About a year later some other agents followed suit, and afterward Lolli got the idea to further reward those who took the plunge. (There were no human-resources concerns – Company Encourages Workers to Mutilate Their Bodies! – as the agents are not employees.)

Now that 40 of Rapid Realty’s 1,100 agents have gotten inked, Lolli acknowledges that marketing is at the heart of the matter. “Not only because of the tattoos themselves, but also with this recent press we’re getting,” he says.

But there is actually no condition that the tattoo be on a visible part of the body. One woman got a small one behind her ear, covered by hair. Joe Tighe, a new Rapid Realty agent who got inked two weeks after he started working with the company, decorated his upper left arm. “I’m a professional,” he tells me. “I wear a suit and the tattoo is under my shirt. It’s not like I walk around showing space and wearing a tank top.”

Rapid Realty agents start out earning 25 percent commission. Under the tattoo offer, their commission rate goes to 40 percent – for as long as they work for the company.

For Lolli, in addition to the marketing payoff, agents who permanently put the company’s logo on their bodies demonstrate extraordinary commitment to the brand. “If they’re committed enough to do that, they probably wouldn’t have any problem” staying at the higher commission rate (through other means) anyway, he says. 

Indeed, the commission increase is not the windfall it may sound like. Says Tighe, “To be honest with you, the incentive isn’t financial. It’s quite simple to get to 40 percent without getting the tattoo. When you start, you get three months at that level just for going to Anthony’s house” and looking through a book he created that documents the company’s history. And it’s not hard to hit the sales quota needed to stay at 40-percent commission, Tighe says.

Besides, an agent is able to increase the commission rate above 25 percent in other ways, like by taking a new agent under his or her wing or volunteering time to things like the recovery efforts after Superstorm Sandy, Lolli notes.

Rapid Realty – which doesn’t sell properties, but rather is strictly focused on the residential and commercial rental markets – is rapidly growing. The company expanded from one location to 62 in just 30 months’ time and now has 62 offices in New York City and plans to expand to other markets.

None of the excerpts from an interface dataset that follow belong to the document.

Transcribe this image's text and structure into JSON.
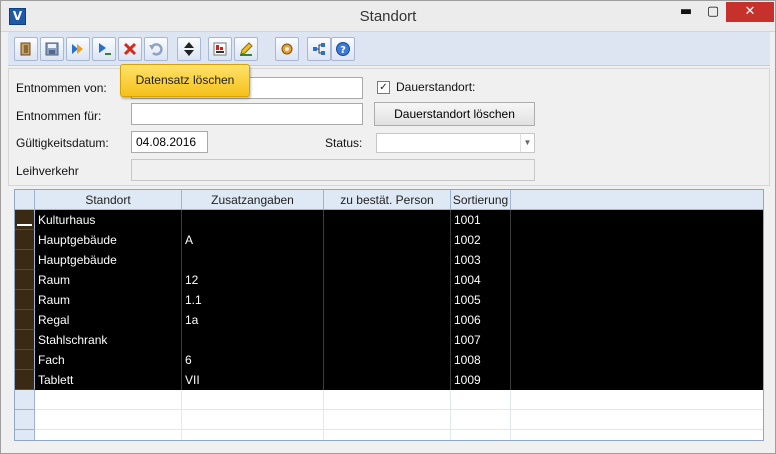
{
  "window": {
    "title": "Standort",
    "minimize": "▬",
    "maximize": "▢",
    "close": "✕"
  },
  "toolbar": {
    "buttons": [
      "exit-icon",
      "save-icon",
      "next-record-icon",
      "last-record-icon",
      "delete-icon",
      "undo-icon",
      "move-up-down-icon",
      "report-icon",
      "edit-icon",
      "settings-icon",
      "tree-icon",
      "help-icon"
    ]
  },
  "tooltip": {
    "text": "Datensatz löschen"
  },
  "form": {
    "entnommen_von_label": "Entnommen von:",
    "entnommen_von_value": "",
    "entnommen_fuer_label": "Entnommen für:",
    "entnommen_fuer_value": "",
    "dauerstandort_label": "Dauerstandort:",
    "dauerstandort_checked": true,
    "dauerstandort_loeschen": "Dauerstandort löschen",
    "gueltigkeitsdatum_label": "Gültigkeitsdatum:",
    "gueltigkeitsdatum_value": "04.08.2016",
    "status_label": "Status:",
    "status_value": "",
    "leihverkehr_label": "Leihverkehr",
    "leihverkehr_value": ""
  },
  "grid": {
    "columns": [
      "Standort",
      "Zusatzangaben",
      "zu bestät. Person",
      "Sortierung"
    ],
    "rows": [
      {
        "standort": "Kulturhaus",
        "zusatz": "",
        "person": "",
        "sort": "1001"
      },
      {
        "standort": "Hauptgebäude",
        "zusatz": "A",
        "person": "",
        "sort": "1002"
      },
      {
        "standort": "Hauptgebäude",
        "zusatz": "",
        "person": "",
        "sort": "1003"
      },
      {
        "standort": "Raum",
        "zusatz": "12",
        "person": "",
        "sort": "1004"
      },
      {
        "standort": "Raum",
        "zusatz": "1.1",
        "person": "",
        "sort": "1005"
      },
      {
        "standort": "Regal",
        "zusatz": "1a",
        "person": "",
        "sort": "1006"
      },
      {
        "standort": "Stahlschrank",
        "zusatz": "",
        "person": "",
        "sort": "1007"
      },
      {
        "standort": "Fach",
        "zusatz": "6",
        "person": "",
        "sort": "1008"
      },
      {
        "standort": "Tablett",
        "zusatz": "VII",
        "person": "",
        "sort": "1009"
      }
    ]
  },
  "colors": {
    "toolbar_bg": "#dde5f2",
    "tooltip": "#f5c21a",
    "close_button": "#c7312c",
    "row_bg": "#000000"
  }
}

Flowing from the company’s burgeoning success is Tighe’s assurance that he’s not at all bothered by the idea that he’s got the tattoo for life ­– and in fact his is the largest any of the agents have gotten, according to Lolli. “Anthony is a guy on his way up, and who knows where he’s going to stop,” Tighe says. “Even if I leave the company, I’ll be able to say that Anthony Lolli picked me up in his Rolls Royce to go get this tattoo, which he paid for. How many people would like to look back and say they hung out with Donald Trump in the 1970s?”

I’ve been sitting at my desk, trying to come up with a sage opinion about this thing, to fashion some kind of deep statement about it. Here’s the best I can do: pay attention to what motivates your younger employees. There may well be some opportunities you’ve never considered. For example, while I find tattoos unattractive and would never consider getting one, to young folks tattoos rock. You might be able to get a lot of skinvertising for a paltry price.

Just make sure to check with HR and legal first.